Work request: Go over the data and keep only the lines that include "scenery".

Information:
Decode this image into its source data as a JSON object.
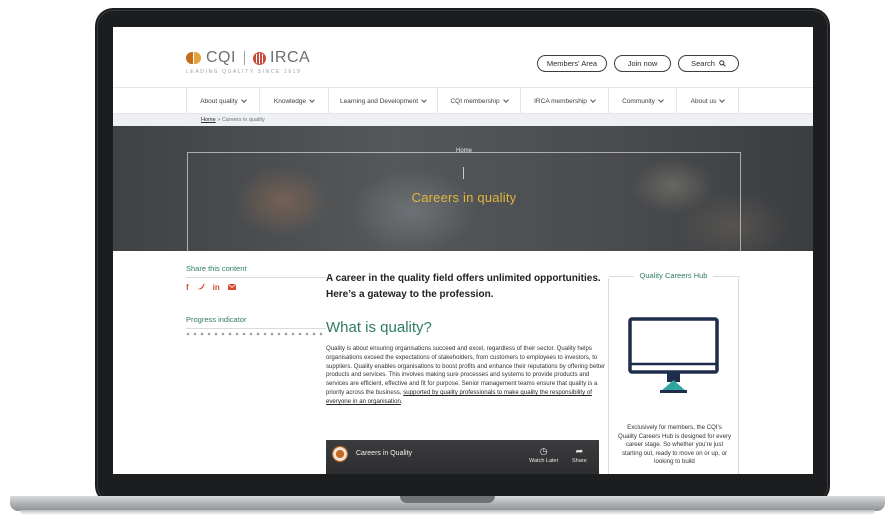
{
  "header": {
    "logo_text_left": "CQI",
    "logo_text_right": "IRCA",
    "tagline": "LEADING QUALITY SINCE 1919",
    "members_area": "Members' Area",
    "join_now": "Join now",
    "search": "Search"
  },
  "nav": {
    "items": [
      {
        "label": "About quality"
      },
      {
        "label": "Knowledge"
      },
      {
        "label": "Learning and Development"
      },
      {
        "label": "CQI membership"
      },
      {
        "label": "IRCA membership"
      },
      {
        "label": "Community"
      },
      {
        "label": "About us"
      }
    ]
  },
  "breadcrumb": {
    "home": "Home",
    "separator": ">",
    "current": "Careers in quality"
  },
  "hero": {
    "home": "Home",
    "separator": "|",
    "title": "Careers in quality"
  },
  "sidebar": {
    "share_label": "Share this content",
    "social": [
      "f",
      "♦",
      "in",
      "✉"
    ],
    "progress_label": "Progress indicator"
  },
  "main": {
    "intro": "A career in the quality field offers unlimited opportunities.  Here’s a gateway to the profession.",
    "heading": "What is quality?",
    "body_plain": "Quality is about ensuring organisations succeed and excel, regardless of their sector. Quality helps organisations exceed the expectations of stakeholders, from customers to employees to investors, to suppliers. Quality enables organisations to boost profits and enhance their reputations by offering better products and services. This involves making sure processes and systems to provide products and services are efficient, effective and fit for purpose. Senior management teams ensure that quality is a priority across the business, ",
    "body_link": "supported by quality professionals to make quality the responsibility of everyone in an organisation",
    "body_end": "."
  },
  "video": {
    "title": "Careers in Quality",
    "watch_later": "Watch Later",
    "share": "Share"
  },
  "hub": {
    "title": "Quality Careers Hub",
    "text": "Exclusively for members, the CQI's Quality Careers Hub is designed for every career stage. So whether you're just starting out, ready to move on or up, or looking to build",
    "icon": "monitor-icon"
  },
  "colors": {
    "accent_green": "#2e7d5b",
    "hero_gold": "#e2b53b",
    "social_red": "#d44b33",
    "monitor_navy": "#1f2d4d",
    "monitor_teal": "#2fa7a0"
  }
}
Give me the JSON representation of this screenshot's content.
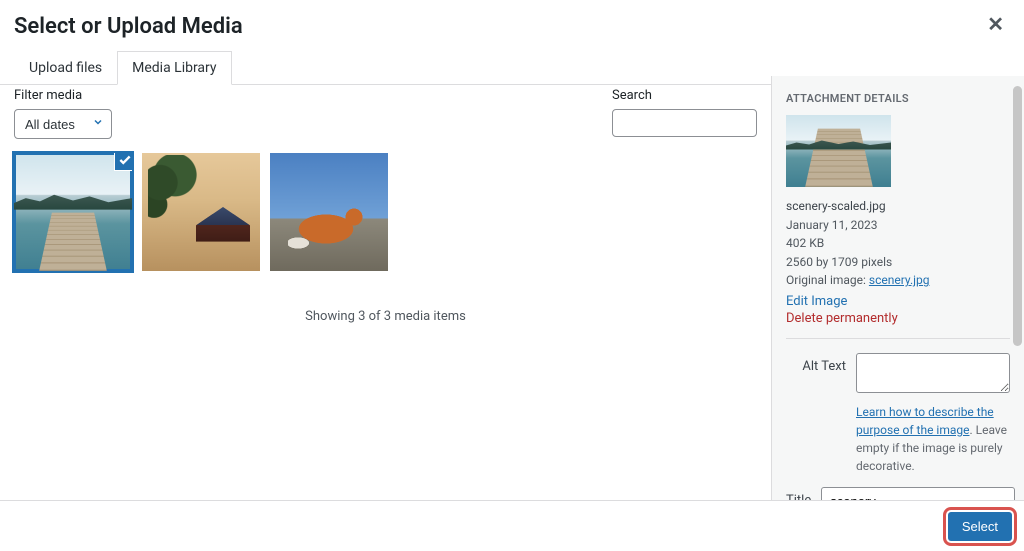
{
  "header": {
    "title": "Select or Upload Media"
  },
  "tabs": {
    "upload": "Upload files",
    "library": "Media Library"
  },
  "filter": {
    "label": "Filter media",
    "dates_value": "All dates"
  },
  "search": {
    "label": "Search"
  },
  "status": {
    "count_text": "Showing 3 of 3 media items"
  },
  "sidebar": {
    "heading": "ATTACHMENT DETAILS",
    "filename": "scenery-scaled.jpg",
    "date": "January 11, 2023",
    "filesize": "402 KB",
    "dimensions": "2560 by 1709 pixels",
    "original_label": "Original image: ",
    "original_link": "scenery.jpg",
    "edit_link": "Edit Image",
    "delete_link": "Delete permanently",
    "alt_label": "Alt Text",
    "alt_hint_link": "Learn how to describe the purpose of the image",
    "alt_hint_rest": ". Leave empty if the image is purely decorative.",
    "title_label": "Title",
    "title_value": "scenery"
  },
  "footer": {
    "select_label": "Select"
  }
}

Response for this exercise:
    "filename": "scenery-scaled.jpg",
    "original_link": "scenery.jpg",
    "title_value": "scenery"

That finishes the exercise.